- _WORK TASK_
Exactly reproduce each entry, leaving out nothing.

##### RECORDS SUPPLIED

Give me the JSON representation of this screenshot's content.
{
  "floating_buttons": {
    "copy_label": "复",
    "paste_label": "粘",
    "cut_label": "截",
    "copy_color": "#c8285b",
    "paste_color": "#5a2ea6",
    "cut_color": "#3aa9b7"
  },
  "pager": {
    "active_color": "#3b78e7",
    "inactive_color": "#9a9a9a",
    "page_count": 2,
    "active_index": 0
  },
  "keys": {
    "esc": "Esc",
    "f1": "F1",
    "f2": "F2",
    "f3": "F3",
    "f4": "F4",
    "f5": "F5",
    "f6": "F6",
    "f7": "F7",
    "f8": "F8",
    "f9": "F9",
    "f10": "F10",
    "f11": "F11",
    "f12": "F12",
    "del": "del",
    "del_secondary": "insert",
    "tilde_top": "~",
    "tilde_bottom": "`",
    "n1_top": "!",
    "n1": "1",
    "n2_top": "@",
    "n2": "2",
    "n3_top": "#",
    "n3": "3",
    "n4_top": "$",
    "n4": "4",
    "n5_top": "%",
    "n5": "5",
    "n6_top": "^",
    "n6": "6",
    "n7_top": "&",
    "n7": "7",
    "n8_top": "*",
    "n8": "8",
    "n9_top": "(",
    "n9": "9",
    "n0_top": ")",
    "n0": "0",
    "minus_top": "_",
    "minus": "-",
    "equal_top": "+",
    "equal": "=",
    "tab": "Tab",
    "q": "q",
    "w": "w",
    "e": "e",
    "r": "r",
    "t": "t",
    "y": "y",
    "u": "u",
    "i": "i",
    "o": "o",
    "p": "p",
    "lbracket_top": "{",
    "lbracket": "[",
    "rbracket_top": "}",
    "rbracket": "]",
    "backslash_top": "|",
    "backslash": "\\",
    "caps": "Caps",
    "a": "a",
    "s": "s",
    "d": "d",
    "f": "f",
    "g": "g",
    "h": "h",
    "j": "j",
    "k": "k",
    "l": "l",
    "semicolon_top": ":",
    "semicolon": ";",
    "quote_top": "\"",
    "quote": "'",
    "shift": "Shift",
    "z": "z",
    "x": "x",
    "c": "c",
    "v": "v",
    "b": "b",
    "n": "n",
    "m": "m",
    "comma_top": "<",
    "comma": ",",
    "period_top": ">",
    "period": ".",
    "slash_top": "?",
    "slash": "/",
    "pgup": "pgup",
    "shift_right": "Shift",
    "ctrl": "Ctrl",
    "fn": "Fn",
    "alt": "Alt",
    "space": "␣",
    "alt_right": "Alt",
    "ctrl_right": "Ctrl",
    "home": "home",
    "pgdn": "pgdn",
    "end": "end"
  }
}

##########

- _FINISHED EXERCISE_
Give me the JSON representation of this screenshot's content.
{
  "floating_buttons": {
    "copy_label": "复",
    "paste_label": "粘",
    "cut_label": "截",
    "copy_color": "#c8285b",
    "paste_color": "#5a2ea6",
    "cut_color": "#3aa9b7"
  },
  "pager": {
    "active_color": "#3b78e7",
    "inactive_color": "#9a9a9a",
    "page_count": 2,
    "active_index": 0
  },
  "keys": {
    "esc": "Esc",
    "f1": "F1",
    "f2": "F2",
    "f3": "F3",
    "f4": "F4",
    "f5": "F5",
    "f6": "F6",
    "f7": "F7",
    "f8": "F8",
    "f9": "F9",
    "f10": "F10",
    "f11": "F11",
    "f12": "F12",
    "del": "del",
    "del_secondary": "insert",
    "tilde_top": "~",
    "tilde_bottom": "`",
    "n1_top": "!",
    "n1": "1",
    "n2_top": "@",
    "n2": "2",
    "n3_top": "#",
    "n3": "3",
    "n4_top": "$",
    "n4": "4",
    "n5_top": "%",
    "n5": "5",
    "n6_top": "^",
    "n6": "6",
    "n7_top": "&",
    "n7": "7",
    "n8_top": "*",
    "n8": "8",
    "n9_top": "(",
    "n9": "9",
    "n0_top": ")",
    "n0": "0",
    "minus_top": "_",
    "minus": "-",
    "equal_top": "+",
    "equal": "=",
    "tab": "Tab",
    "q": "q",
    "w": "w",
    "e": "e",
    "r": "r",
    "t": "t",
    "y": "y",
    "u": "u",
    "i": "i",
    "o": "o",
    "p": "p",
    "lbracket_top": "{",
    "lbracket": "[",
    "rbracket_top": "}",
    "rbracket": "]",
    "backslash_top": "|",
    "backslash": "\\",
    "caps": "Caps",
    "a": "a",
    "s": "s",
    "d": "d",
    "f": "f",
    "g": "g",
    "h": "h",
    "j": "j",
    "k": "k",
    "l": "l",
    "semicolon_top": ":",
    "semicolon": ";",
    "quote_top": "\"",
    "quote": "'",
    "shift": "Shift",
    "z": "z",
    "x": "x",
    "c": "c",
    "v": "v",
    "b": "b",
    "n": "n",
    "m": "m",
    "comma_top": "<",
    "comma": ",",
    "period_top": ">",
    "period": ".",
    "slash_top": "?",
    "slash": "/",
    "pgup": "pgup",
    "shift_right": "Shift",
    "ctrl": "Ctrl",
    "fn": "Fn",
    "alt": "Alt",
    "space": "␣",
    "alt_right": "Alt",
    "ctrl_right": "Ctrl",
    "home": "home",
    "pgdn": "pgdn",
    "end": "end"
  }
}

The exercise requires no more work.